Children who are taught to celebrate other cultures will grow into respectful, valuable members of our diverse society. Our differences make us unique and have helped form the vibrant tapestry of our modern-day culture. Ignorance is bred from misinformation, lack of exposure and the fear of the unknown, therefore knowledge and empathy are vital in order to combat this. Understanding that everyone is equally deserving of respect regardless of their background, religion or heritage is a crucial lesson to learn from an early age. An independent school in Surrey has shared their top tips on how to teach your child to respect other cultures.
Select a wide range of books which feature characters from various cultural backgrounds. Representation is so important in teaching children respect and helps to break down stereotypes. Reading a book from the perspective of someone from a different background encourages empathy and teaches children that everyone experiences the same thoughts and feelings regardless of their differences. Reading can help to teach children about the customs of other people and introduces the idea that the cultural norm they have grown up with isn’t the ‘right’ way or the standard, it is just one of many ways to live.
Attend Cultural Celebrations
Many towns and cities host cultural events and festivals throughout the year to celebrate a particular culture. Taking your child to such events will not only introduce them to the food, music and traditional dress of the culture, but will also allow them to experience the beauty of diversity in the flesh rather than through a tv screen or in the pages of a book. Seeing the people behind the culture they are learning about will help children to recognise that diversity is an intrinsic, living, breathing part of our society and that the differences between people should be celebrated.
Find a Pen Friend

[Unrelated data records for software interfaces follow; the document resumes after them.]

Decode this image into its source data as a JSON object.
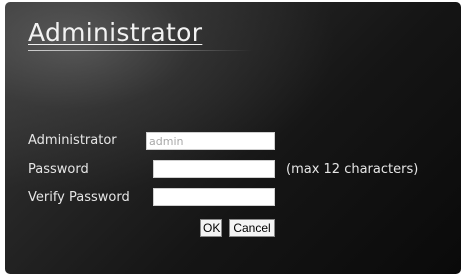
{
  "page": {
    "title": "Administrator"
  },
  "form": {
    "admin_label": "Administrator",
    "admin_value": "admin",
    "password_label": "Password",
    "password_value": "",
    "password_hint": "(max 12 characters)",
    "verify_label": "Verify Password",
    "verify_value": ""
  },
  "buttons": {
    "ok_label": "OK",
    "cancel_label": "Cancel"
  },
  "colors": {
    "background_dark": "#151515",
    "text_light": "#e6e6e6",
    "readonly_text": "#a8a8a8"
  }
}
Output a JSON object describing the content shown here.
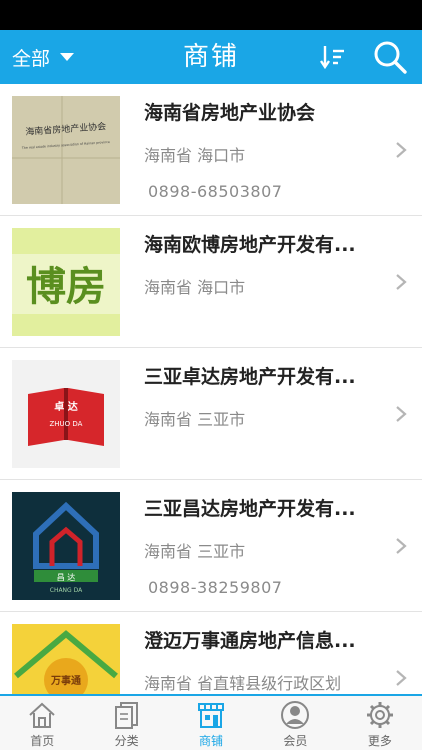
{
  "header": {
    "filter_label": "全部",
    "title": "商铺",
    "sort_icon": "sort-icon",
    "search_icon": "search-icon",
    "color": "#1aa6e6"
  },
  "shops": [
    {
      "name": "海南省房地产业协会",
      "region": "海南省 海口市",
      "phone": "0898-68503807",
      "thumb_text": "海南省房地产业协会",
      "thumb_subtext": "The real estate industry association of Hainan province"
    },
    {
      "name": "海南欧博房地产开发有...",
      "region": "海南省 海口市",
      "phone": "",
      "thumb_text": "博房"
    },
    {
      "name": "三亚卓达房地产开发有...",
      "region": "海南省 三亚市",
      "phone": "",
      "thumb_text": "卓 达",
      "thumb_subtext": "ZHUO DA"
    },
    {
      "name": "三亚昌达房地产开发有...",
      "region": "海南省 三亚市",
      "phone": "0898-38259807",
      "thumb_text": "昌 达",
      "thumb_subtext": "CHANG DA"
    },
    {
      "name": "澄迈万事通房地产信息...",
      "region": "海南省 省直辖县级行政区划",
      "phone": "",
      "thumb_text": "万事通"
    }
  ],
  "tabs": [
    {
      "label": "首页",
      "icon": "home-icon"
    },
    {
      "label": "分类",
      "icon": "category-icon"
    },
    {
      "label": "商铺",
      "icon": "shop-icon",
      "active": true
    },
    {
      "label": "会员",
      "icon": "member-icon"
    },
    {
      "label": "更多",
      "icon": "more-icon"
    }
  ]
}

Connecting with an individual and forming a bond will help children to recognise that they actually have more in common with people from other cultures than they may have thought. A pen friend will help your child develop empathy and understanding for someone with a different background to them and they will have the opportunity to learn all about their new friends’ culture and customs. You could connect with friends or relatives who live abroad to see if they might know a child of a similar age, or sign up to an online pen pal exchange site. Some charities such as Save The Children have child sponsorship programs and help arrange written communication between you and the child you sponsor. This could be a great opportunity to teach your child about the importance of supporting people in need and gives them the chance to develop a friendship with a child in another part of the world.